  8. 8. CORRUPTION • A form of organized crime that is perpetuated by government officials rather than clandestine, non-state actors such as gangs. • Defined as the misuse of public office for private gain. • Difficult to detect, root out, and prevent because it requires enforcement of government officials by other government officials. • Worst in resource-poor countries with high rates of unemployment, or where politics is highly unstable. • Managing corruption: • Office of the ombudsman, public protector, etc. • Whistleblower retaliation protections, independent audits • International cooperation (INTERPOL, UN Convention Against Corruption)
  9. 9. CORRUPTION AND THE CRIMINALIZATION OF THE STATE • In some of the world’s countries, the government is so thoroughly “criminalized” that it is difficult to tell where legitimate government activity ends and an organized criminal enterprise begins. • This is particularly true in weak or fragile states, which lack the capacity to provide many ordinary government functions. • In these states, there is a hidden, collective structure of power which surrounds and controls public offices. State officials personally benefit from the misuse of government resources (including coercion and violence) with impunity. • Example: Zaire during the 1980s and 1990s. The state was highly predatory, taking over all legitimate businesses and looting them of assets; public officials misappropriated billions of dollars in foreign aid; government provided virtually no social services and had little physical control outside the capital city. • Revisionist view: State was relatively successful in spreading around the spoils among political rivals in order to prevent armed insurrection and state collapse.
  10. 10. FOREIGN CORRUPT PRACTICES ACT (U.S.) • Broad extraterritorial application of U.S. law: U.S. citizens/residents, U.S.-registered corporations, or corporations that do business with the United States are subject to the provisions of the FCPA. • Prosecuted by U.S. Department of Justice for bribing foreign officials. • Very strict provisions apply to publicly-traded corporations (including those based outside the U.S. but that trade on U.S. stock markets), which are subject to large fines and criminal prosecution by the Securities and Exchange Commission. • International Anti-Bribery Act: U.S. law that implements several international anticorruption conventions by making it illegal for an American citizen or business, or a person or business acting within the U.S., to influence, bribe, or seek advantage from a foreign government official. • Large American corporations have been hit with FCPA prosecutions, including Wal-Mart. A growing area of practice for those interested in white collar crime.

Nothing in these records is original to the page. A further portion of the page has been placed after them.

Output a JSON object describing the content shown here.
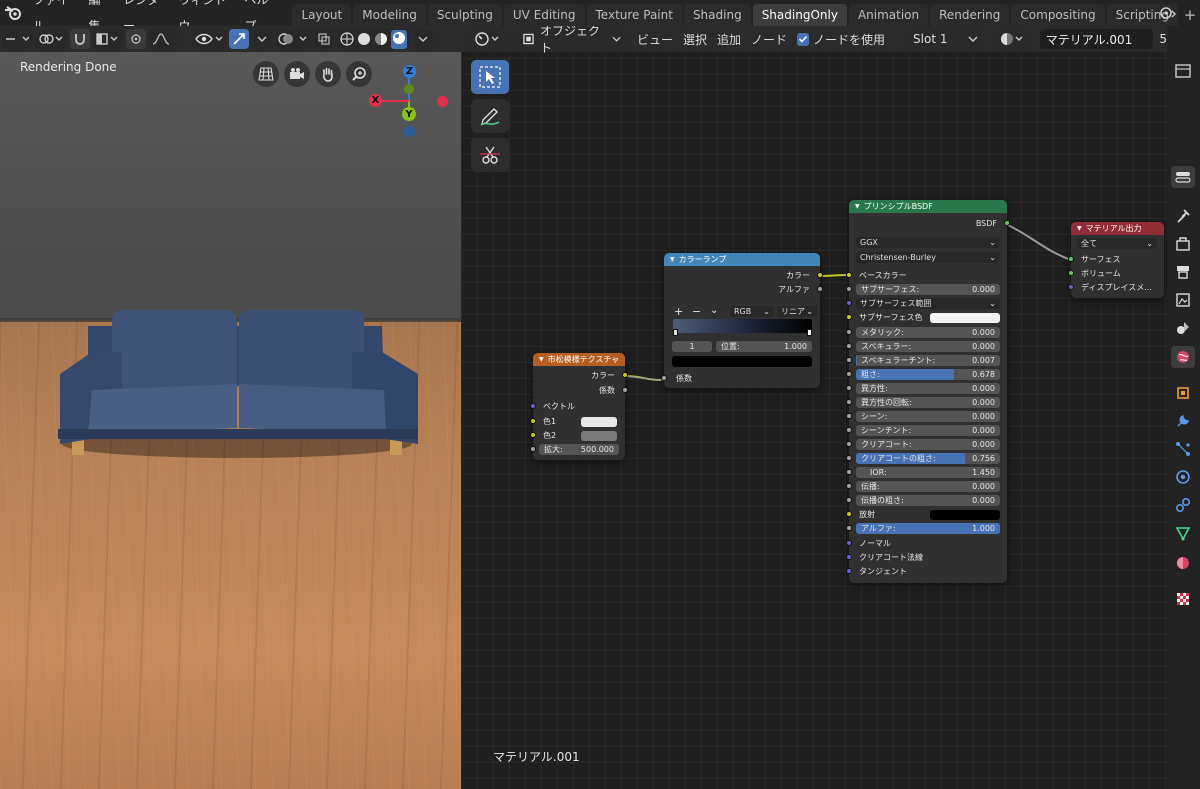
{
  "menubar": {
    "menus": [
      "ファイル",
      "編集",
      "レンダー",
      "ウィンドウ",
      "ヘルプ"
    ],
    "workspaces": [
      "Layout",
      "Modeling",
      "Sculpting",
      "UV Editing",
      "Texture Paint",
      "Shading",
      "ShadingOnly",
      "Animation",
      "Rendering",
      "Compositing",
      "Scripting"
    ],
    "active_workspace": "ShadingOnly",
    "add_tab": "+"
  },
  "viewport": {
    "status": "Rendering Done",
    "gizmo": {
      "z": "Z",
      "y": "Y",
      "x": "X"
    },
    "colors": {
      "wall": "#4f4f4f",
      "floor": "#b98157",
      "sofa": "#3a4e72",
      "x_axis": "#e0324b",
      "y_axis": "#8bc21a",
      "z_axis": "#2f7fe0"
    }
  },
  "node_editor": {
    "header": {
      "mode": "オブジェクト",
      "menus": [
        "ビュー",
        "選択",
        "追加",
        "ノード"
      ],
      "use_nodes_label": "ノードを使用",
      "slot": "Slot 1",
      "material_name": "マテリアル.001",
      "user_count": "5"
    },
    "material_label": "マテリアル.001",
    "checker_node": {
      "title": "市松模様テクスチャ",
      "outputs": [
        "カラー",
        "係数"
      ],
      "inputs": {
        "vector": "ベクトル",
        "color1": "色1",
        "color2": "色2",
        "scale_label": "拡大:",
        "scale_value": "500.000"
      }
    },
    "colorramp_node": {
      "title": "カラーランプ",
      "outputs": [
        "カラー",
        "アルファ"
      ],
      "controls": {
        "add": "+",
        "remove": "−",
        "menu": "⌄",
        "color_mode": "RGB",
        "interpolation": "リニア"
      },
      "stop_index": "1",
      "position_label": "位置:",
      "position_value": "1.000",
      "input": "係数"
    },
    "bsdf_node": {
      "title": "プリンシプルBSDF",
      "output": "BSDF",
      "distribution": "GGX",
      "subsurface_method": "Christensen-Burley",
      "base_color": "ベースカラー",
      "subsurface_range": "サブサーフェス範囲",
      "subsurface_color": "サブサーフェス色",
      "emission": "放射",
      "normal": "ノーマル",
      "clearcoat_normal": "クリアコート法線",
      "tangent": "タンジェント",
      "params": [
        {
          "label": "サブサーフェス:",
          "value": "0.000",
          "fill": 0
        },
        {
          "label": "メタリック:",
          "value": "0.000",
          "fill": 0
        },
        {
          "label": "スペキュラー:",
          "value": "0.000",
          "fill": 0
        },
        {
          "label": "スペキュラーチント:",
          "value": "0.007",
          "fill": 0.007
        },
        {
          "label": "粗さ:",
          "value": "0.678",
          "fill": 0.678
        },
        {
          "label": "異方性:",
          "value": "0.000",
          "fill": 0
        },
        {
          "label": "異方性の回転:",
          "value": "0.000",
          "fill": 0
        },
        {
          "label": "シーン:",
          "value": "0.000",
          "fill": 0
        },
        {
          "label": "シーンチント:",
          "value": "0.000",
          "fill": 0
        },
        {
          "label": "クリアコート:",
          "value": "0.000",
          "fill": 0
        },
        {
          "label": "クリアコートの粗さ:",
          "value": "0.756",
          "fill": 0.756
        }
      ],
      "ior": {
        "label": "IOR:",
        "value": "1.450"
      },
      "transmission": {
        "label": "伝播:",
        "value": "0.000"
      },
      "transmission_roughness": {
        "label": "伝播の粗さ:",
        "value": "0.000"
      },
      "alpha": {
        "label": "アルファ:",
        "value": "1.000",
        "fill": 1
      }
    },
    "output_node": {
      "title": "マテリアル出力",
      "target": "全て",
      "inputs": [
        "サーフェス",
        "ボリューム",
        "ディスプレイスメ..."
      ]
    },
    "colors": {
      "bsdf_header": "#28784b",
      "output_header": "#912d36",
      "texture_header": "#b55e24",
      "ramp_header": "#4485b7"
    }
  }
}
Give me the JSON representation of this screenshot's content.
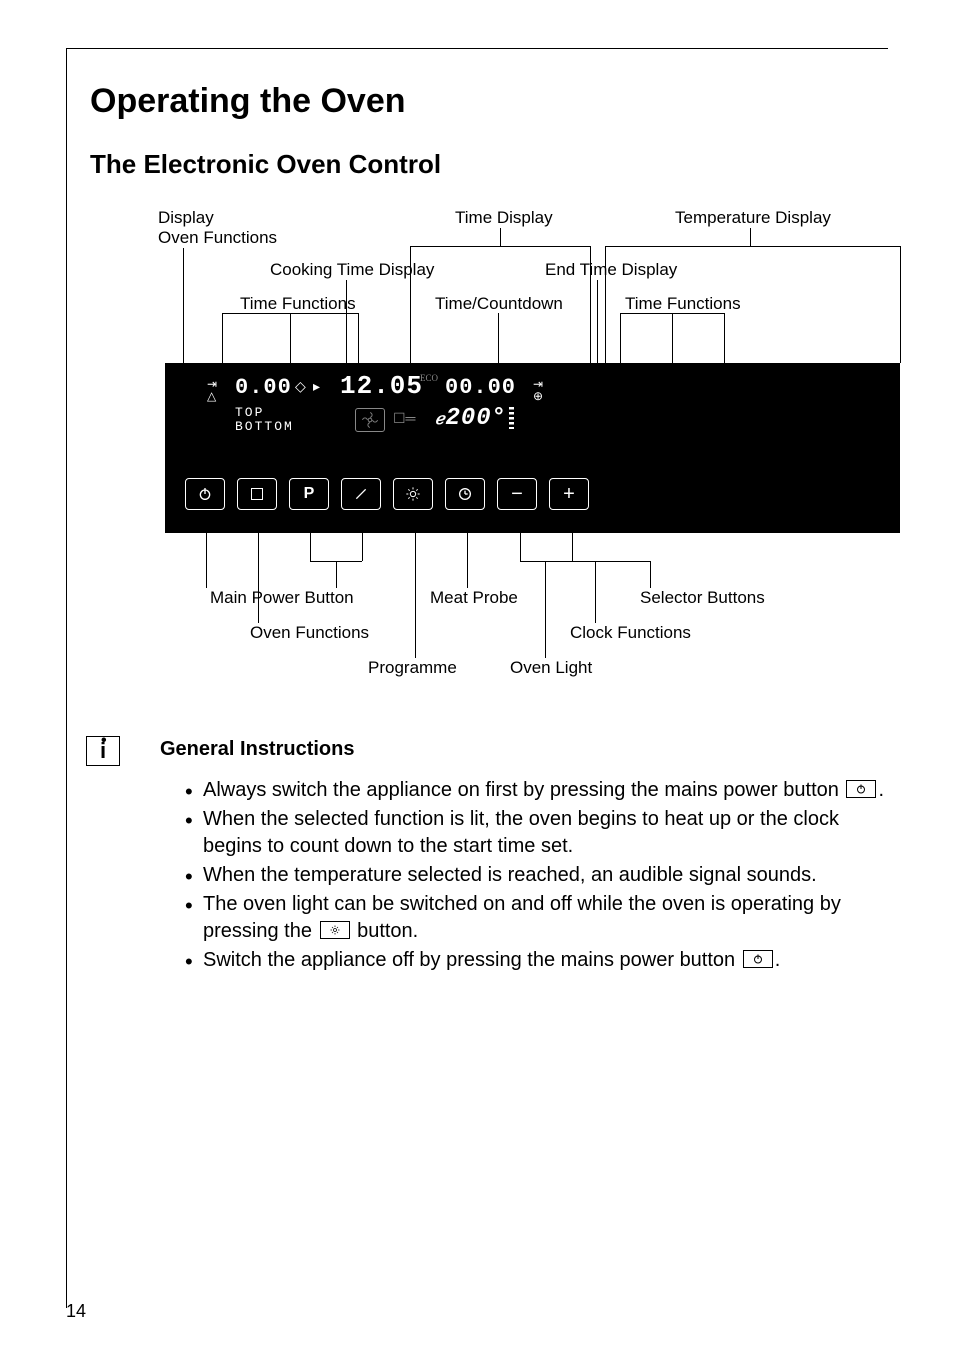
{
  "page_number": "14",
  "title": "Operating the Oven",
  "subtitle": "The Electronic Oven Control",
  "labels": {
    "top": {
      "display_functions_l1": "Display",
      "display_functions_l2": "Oven Functions",
      "time_display": "Time Display",
      "temp_display": "Temperature Display",
      "cooking_time_display": "Cooking Time Display",
      "end_time_display": "End Time Display",
      "time_functions_left": "Time Functions",
      "time_countdown": "Time/Countdown",
      "time_functions_right": "Time Functions"
    },
    "bottom": {
      "main_power": "Main Power Button",
      "oven_functions": "Oven Functions",
      "programme": "Programme",
      "meat_probe": "Meat Probe",
      "oven_light": "Oven Light",
      "clock_functions": "Clock Functions",
      "selector_buttons": "Selector Buttons"
    }
  },
  "display_values": {
    "cooking_time": "0.00",
    "clock": "12.05",
    "end_time": "00.00",
    "temp": "200°",
    "mode_line1": "TOP",
    "mode_line2": "BOTTOM",
    "eco": "ECO"
  },
  "buttons": {
    "p_label": "P",
    "minus": "−",
    "plus": "+"
  },
  "general_instructions_header": "General Instructions",
  "instructions": {
    "i1a": "Always switch the appliance on first by pressing the mains power button ",
    "i1b": ".",
    "i2": "When the selected function is lit, the oven begins to heat up or the clock begins to count down to the start time set.",
    "i3": "When the temperature selected is reached, an audible signal sounds.",
    "i4a": "The oven light can be switched on and off while the oven is operating by pressing the ",
    "i4b": " button.",
    "i5a": "Switch the appliance off by pressing the mains power button ",
    "i5b": "."
  }
}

  11. 11. INTERNATIONAL LAW • United Nations Convention Against Corruption • United Nations Convention Against Transnational Organized Crime • Protocol to Suppress and Punish Trafficking in Persons • Protocol Against Smuggling of Migrants • Protocol Against Illicit Manufacturing and Trafficking in Firearms • Inter-American Convention Against Corruption • OECD Anti-Bribery Convention